*** DATASET ***

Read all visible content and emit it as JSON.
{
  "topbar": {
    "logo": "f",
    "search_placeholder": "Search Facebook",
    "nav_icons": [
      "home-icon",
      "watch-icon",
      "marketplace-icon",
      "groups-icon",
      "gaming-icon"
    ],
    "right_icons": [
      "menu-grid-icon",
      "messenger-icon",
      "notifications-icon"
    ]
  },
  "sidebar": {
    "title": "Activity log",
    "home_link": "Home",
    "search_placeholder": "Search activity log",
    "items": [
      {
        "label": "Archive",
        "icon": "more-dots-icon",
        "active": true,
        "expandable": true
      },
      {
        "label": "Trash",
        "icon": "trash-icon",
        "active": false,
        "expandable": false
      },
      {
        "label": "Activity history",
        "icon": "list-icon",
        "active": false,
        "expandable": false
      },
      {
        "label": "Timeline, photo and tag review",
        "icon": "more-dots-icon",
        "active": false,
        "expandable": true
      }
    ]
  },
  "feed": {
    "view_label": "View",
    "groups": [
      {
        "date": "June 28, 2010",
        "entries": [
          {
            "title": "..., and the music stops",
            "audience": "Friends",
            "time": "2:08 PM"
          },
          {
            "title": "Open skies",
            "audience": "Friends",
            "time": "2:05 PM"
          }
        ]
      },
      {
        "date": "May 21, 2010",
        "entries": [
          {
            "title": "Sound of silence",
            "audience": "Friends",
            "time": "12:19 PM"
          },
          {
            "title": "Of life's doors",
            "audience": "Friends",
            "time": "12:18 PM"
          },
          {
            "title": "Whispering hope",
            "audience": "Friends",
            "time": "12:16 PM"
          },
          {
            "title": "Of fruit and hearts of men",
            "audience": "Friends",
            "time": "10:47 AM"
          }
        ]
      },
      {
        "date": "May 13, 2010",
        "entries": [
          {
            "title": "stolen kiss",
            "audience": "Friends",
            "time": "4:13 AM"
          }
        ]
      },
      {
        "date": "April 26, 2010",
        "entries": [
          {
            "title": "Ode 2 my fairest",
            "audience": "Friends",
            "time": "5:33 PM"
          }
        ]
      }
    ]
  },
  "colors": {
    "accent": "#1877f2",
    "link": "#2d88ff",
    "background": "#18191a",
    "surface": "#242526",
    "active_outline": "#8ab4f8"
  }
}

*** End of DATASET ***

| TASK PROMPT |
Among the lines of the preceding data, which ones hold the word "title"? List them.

| FINISHED TASK |
    "title": "Activity log",
            "title": "..., and the music stops",
            "title": "Open skies",
            "title": "Sound of silence",
            "title": "Of life's doors",
            "title": "Whispering hope",
            "title": "Of fruit and hearts of men",
            "title": "stolen kiss",
            "title": "Ode 2 my fairest",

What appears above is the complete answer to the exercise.